You will need to optain an implementation of the Java API for XML Processing (JAXP) to use trang. If you run a Java 1.4 JVM, you are fine already; otherwise, obtain crimson at:

http://xml.apache.org/dist/crimson/

Sun's RELAX NG Converter utilizes Sun's Multi-Schema Validator (MSV) to accomplish the same purpose as trang. See:

http://wwws.sun.com/software/xml/developers/relaxngconverter/

DTDinst is a Java tool to convert DTDs into an XML instance document format, including handling of parametric entities:

http://www.thaiopensource.com/relaxng/dtdinst/

The DTDinst XML format is of limited utility by itself, since nothing else works with it. However, an XSLT stylesheet is available to transform this format into RELAX NG (with a few caveats). You will need an XSLT tool to utilize this:

http://www.thaiopensource.com/relaxng/dtdinst/dtdinst2rng.xsl

A collection of schemata and test XML instance documents for the library patron example discussed in this article can be found at:

http://gnosis.cx/download/relax/

About The Author

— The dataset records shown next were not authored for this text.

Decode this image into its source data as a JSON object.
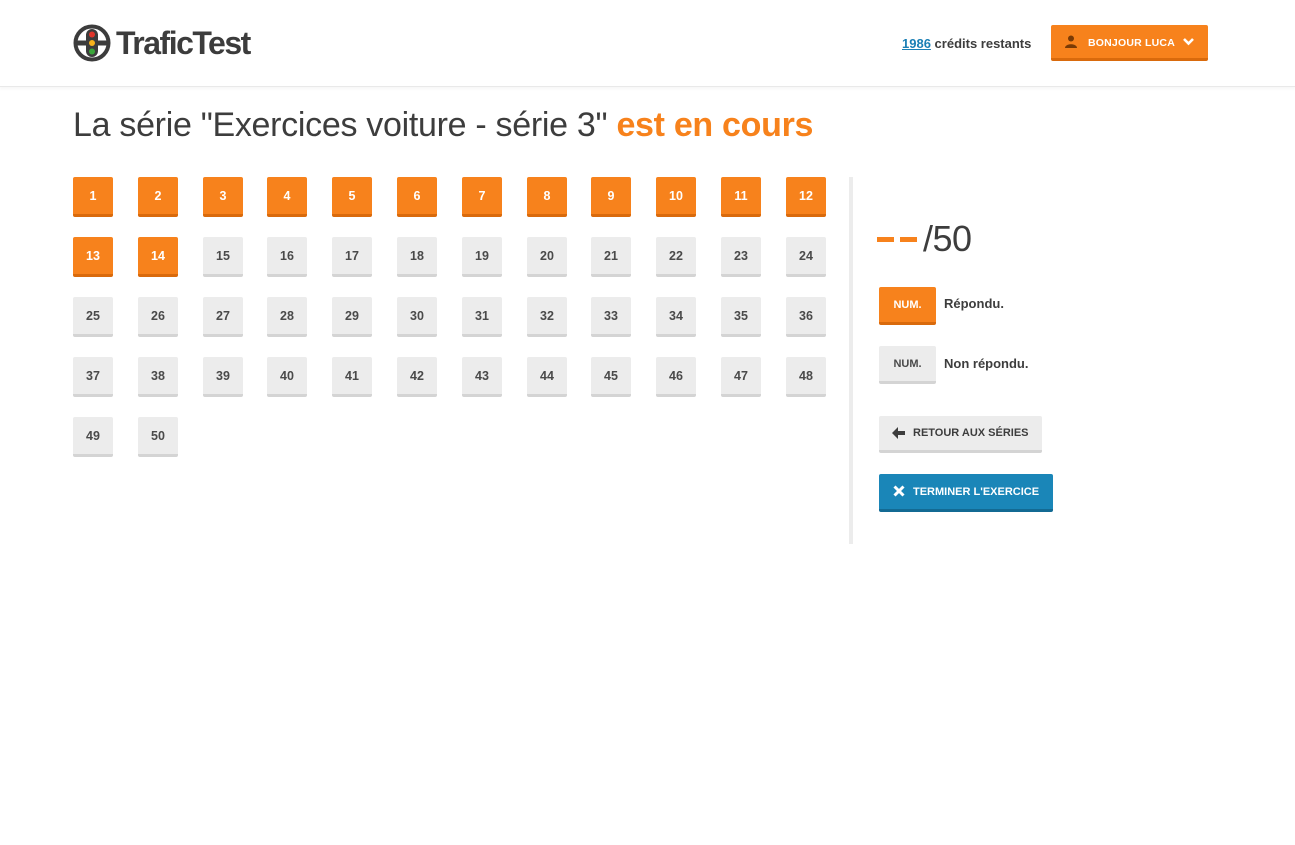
{
  "header": {
    "logo_text": "TraficTest",
    "credits_count": "1986",
    "credits_label": "crédits restants",
    "user_button_label": "BONJOUR LUCA"
  },
  "title": {
    "prefix": "La série \"Exercices voiture - série 3\"",
    "status": "est en cours"
  },
  "questions": {
    "total": 50,
    "answered": [
      1,
      2,
      3,
      4,
      5,
      6,
      7,
      8,
      9,
      10,
      11,
      12,
      13,
      14
    ]
  },
  "sidebar": {
    "score_value": "--",
    "score_total": "/50",
    "legend": {
      "answered_box": "NUM.",
      "answered_label": "Répondu.",
      "unanswered_box": "NUM.",
      "unanswered_label": "Non répondu."
    },
    "back_button_label": "RETOUR AUX SÉRIES",
    "finish_button_label": "TERMINER L'EXERCICE"
  },
  "colors": {
    "accent": "#f7821c",
    "accent_dark": "#d96a0c",
    "neutral": "#ececec",
    "primary": "#1a86b8",
    "link": "#1a7fb5"
  }
}
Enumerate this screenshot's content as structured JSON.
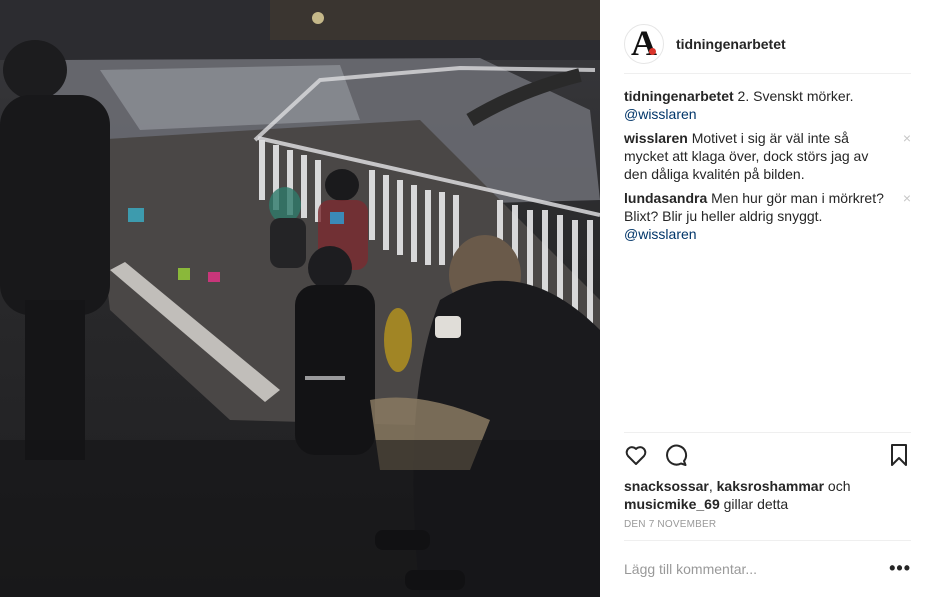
{
  "post": {
    "username": "tidningenarbetet",
    "avatar_letter": "A",
    "accent_color": "#d9342b",
    "caption_author": "tidningenarbetet",
    "caption_text": " 2. Svenskt mörker.",
    "caption_mention": "@wisslaren"
  },
  "comments": [
    {
      "author": "wisslaren",
      "text": " Motivet i sig är väl inte så mycket att klaga över, dock störs jag av den dåliga kvalitén på bilden.",
      "mention": "",
      "close": "×"
    },
    {
      "author": "lundasandra",
      "text": " Men hur gör man i mörkret? Blixt? Blir ju heller aldrig snyggt.",
      "mention": "@wisslaren",
      "close": "×"
    }
  ],
  "actions": {
    "like_icon": "heart-icon",
    "comment_icon": "speech-bubble-icon",
    "save_icon": "bookmark-icon"
  },
  "likes": {
    "user1": "snacksossar",
    "sep": ", ",
    "user2": "kaksroshammar",
    "and": " och",
    "user3": "musicmike_69",
    "suffix": " gillar detta"
  },
  "date": "DEN 7 NOVEMBER",
  "add_comment": {
    "placeholder": "Lägg till kommentar...",
    "more_label": "•••"
  }
}
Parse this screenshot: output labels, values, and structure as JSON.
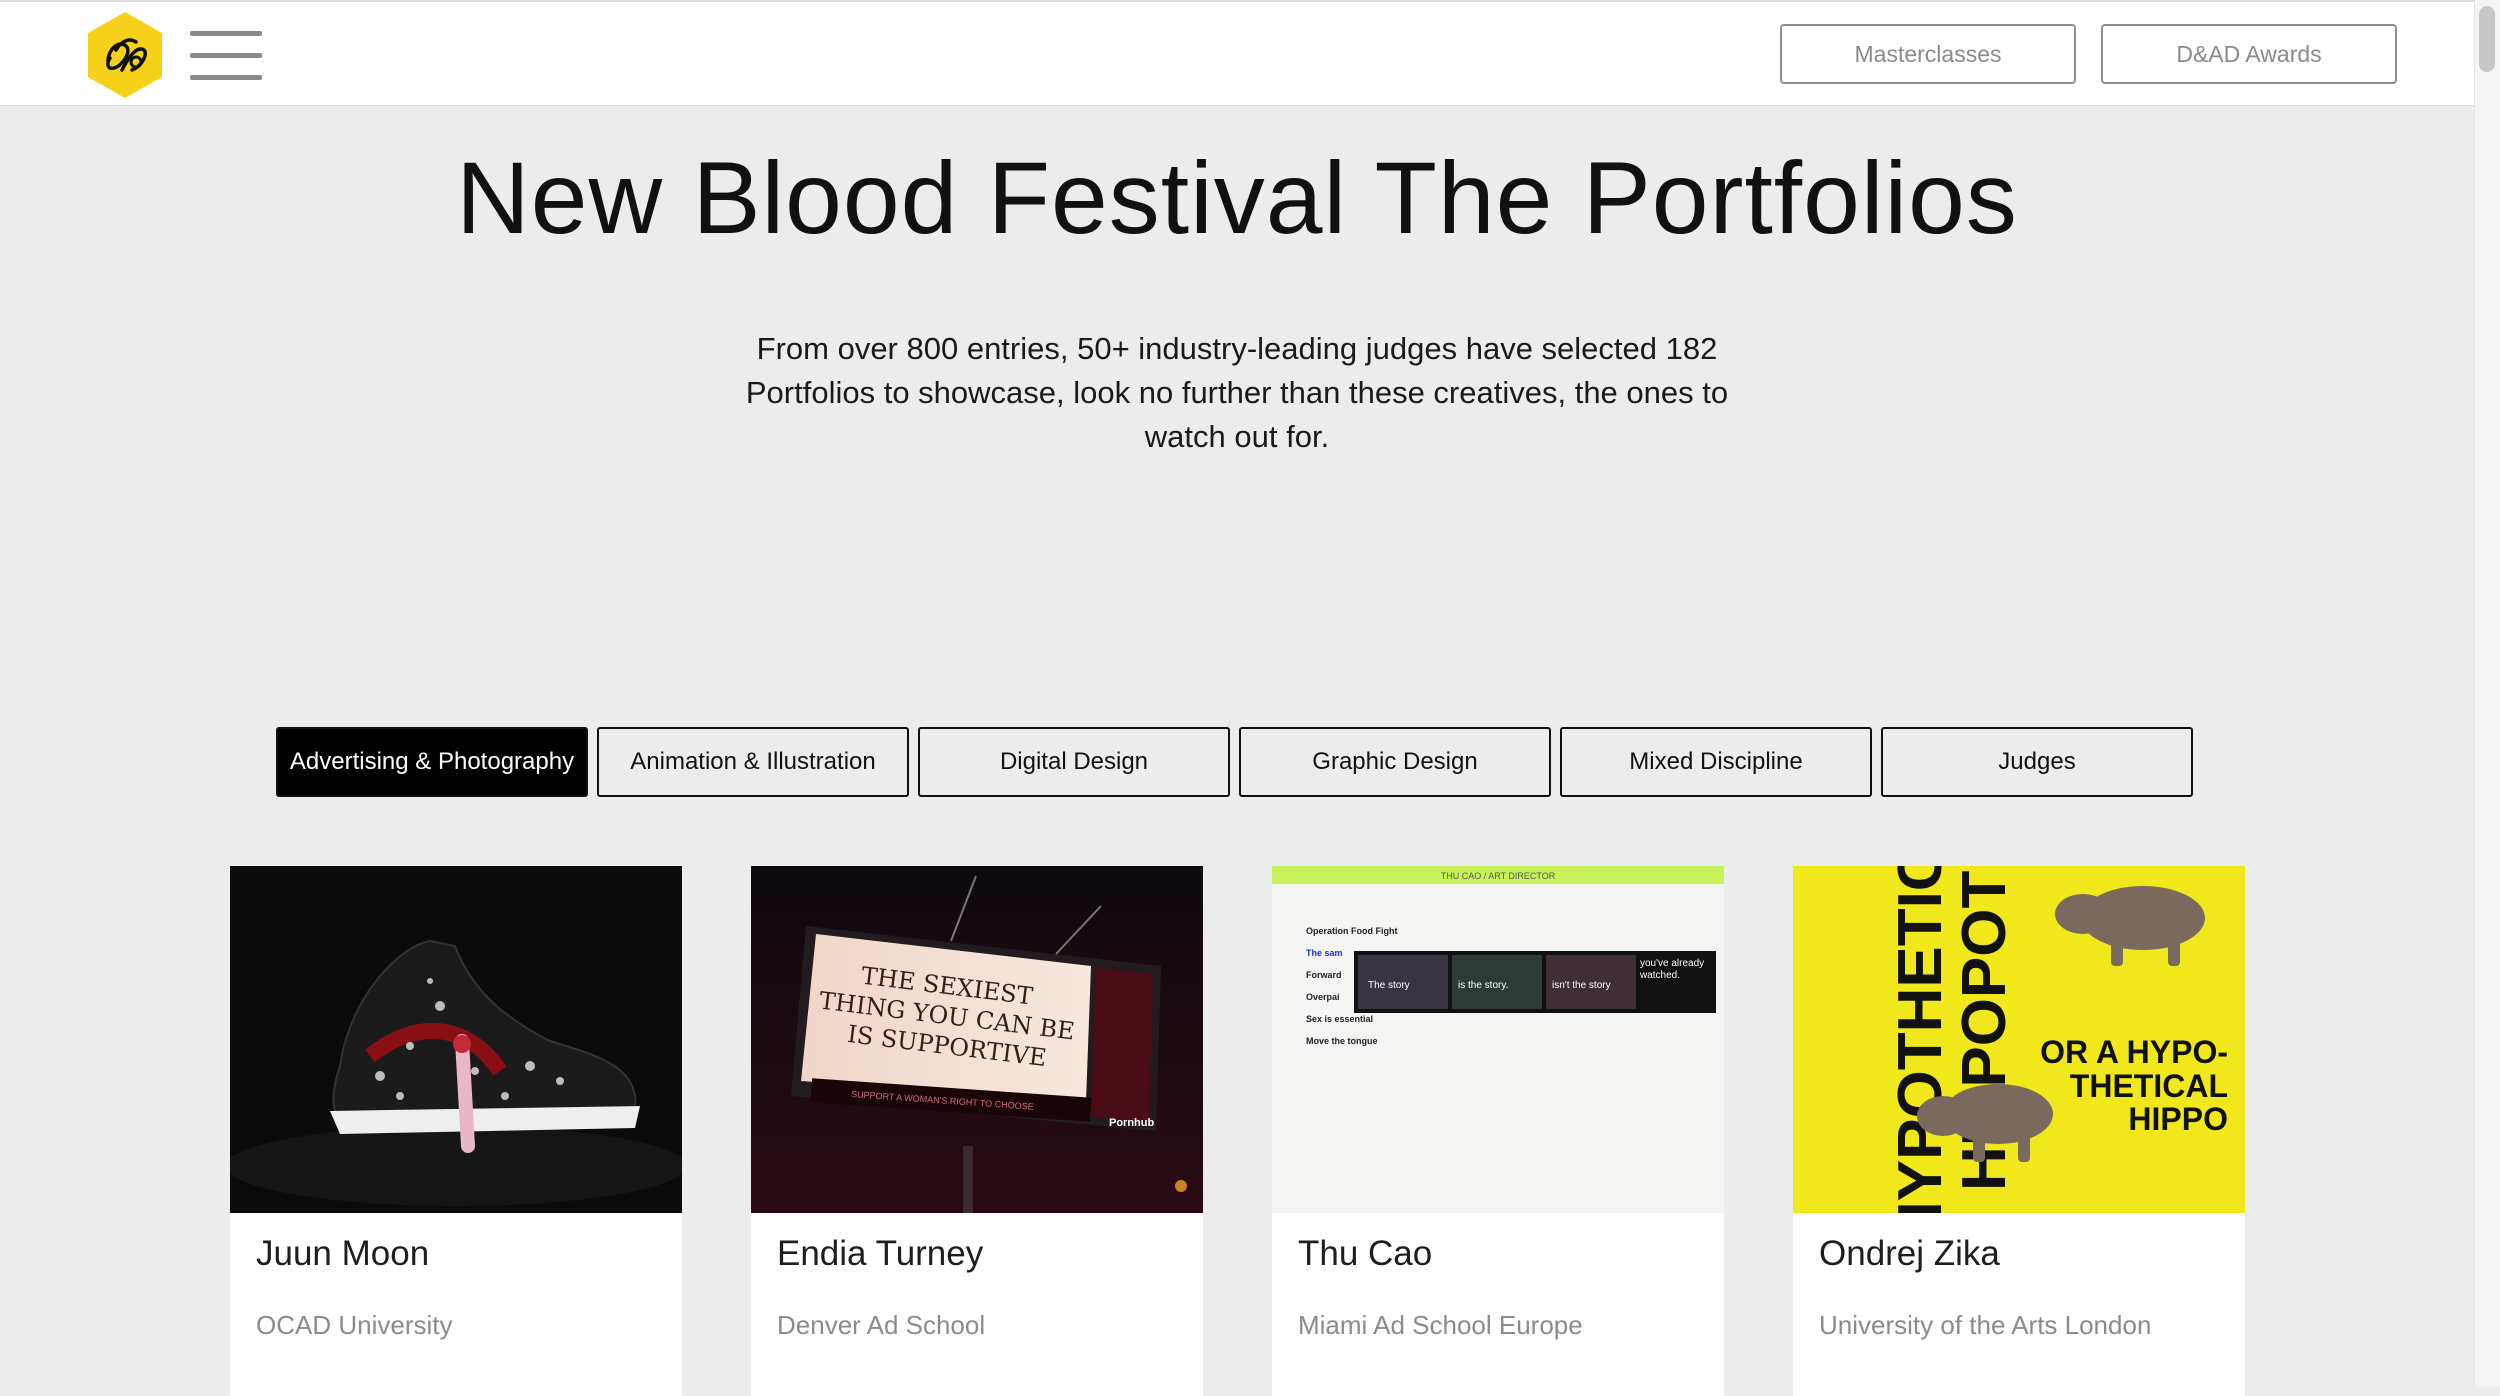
{
  "header": {
    "masterclasses_label": "Masterclasses",
    "awards_label": "D&AD Awards"
  },
  "hero": {
    "title": "New Blood Festival The Portfolios",
    "intro": "From over 800 entries, 50+ industry-leading judges have selected 182 Portfolios to showcase, look no further than these creatives, the ones to watch out for."
  },
  "tabs": [
    {
      "label": "Advertising & Photography",
      "active": true
    },
    {
      "label": "Animation & Illustration",
      "active": false
    },
    {
      "label": "Digital Design",
      "active": false
    },
    {
      "label": "Graphic Design",
      "active": false
    },
    {
      "label": "Mixed Discipline",
      "active": false
    },
    {
      "label": "Judges",
      "active": false
    }
  ],
  "cards": [
    {
      "name": "Juun Moon",
      "school": "OCAD University"
    },
    {
      "name": "Endia Turney",
      "school": "Denver Ad School",
      "image_text": {
        "billboard": [
          "THE SEXIEST",
          "THING YOU CAN BE",
          "IS SUPPORTIVE"
        ],
        "tagline": "SUPPORT A WOMAN'S RIGHT TO CHOOSE",
        "brand": "Pornhub"
      }
    },
    {
      "name": "Thu Cao",
      "school": "Miami Ad School Europe",
      "image_text": {
        "header": "THU CAO / ART DIRECTOR",
        "items": [
          "Operation Food Fight",
          "The sam",
          "Forward",
          "Overpai",
          "Sex is essential",
          "Move the tongue"
        ],
        "strip": [
          "The story",
          "is the story.",
          "isn't the story",
          "you've already watched."
        ]
      }
    },
    {
      "name": "Ondrej Zika",
      "school": "University of the Arts London",
      "image_text": {
        "vertical_1": "HYPOTHETIC",
        "vertical_2": "HIPPOPOT",
        "headline": [
          "OR A HYPO-",
          "THETICAL",
          "HIPPO"
        ]
      }
    }
  ],
  "colors": {
    "logo_yellow": "#f6d11a",
    "background": "#ececec",
    "active_tab": "#000000",
    "hippo_yellow": "#f1e81c",
    "thu_green": "#c9f25a"
  }
}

Picture of Author David Mertz, in his gnomist aspirations, wishes he had coined the observation that the great thing about standards is that there are so many to choose from. But then, he is also fuzzy on OS design. David may be reached at mertz@gnosis.cx; his life pored over athttp://gnosis.cx/publish/. Suggestions and recommendations on this, past, or future, columns are welcomed.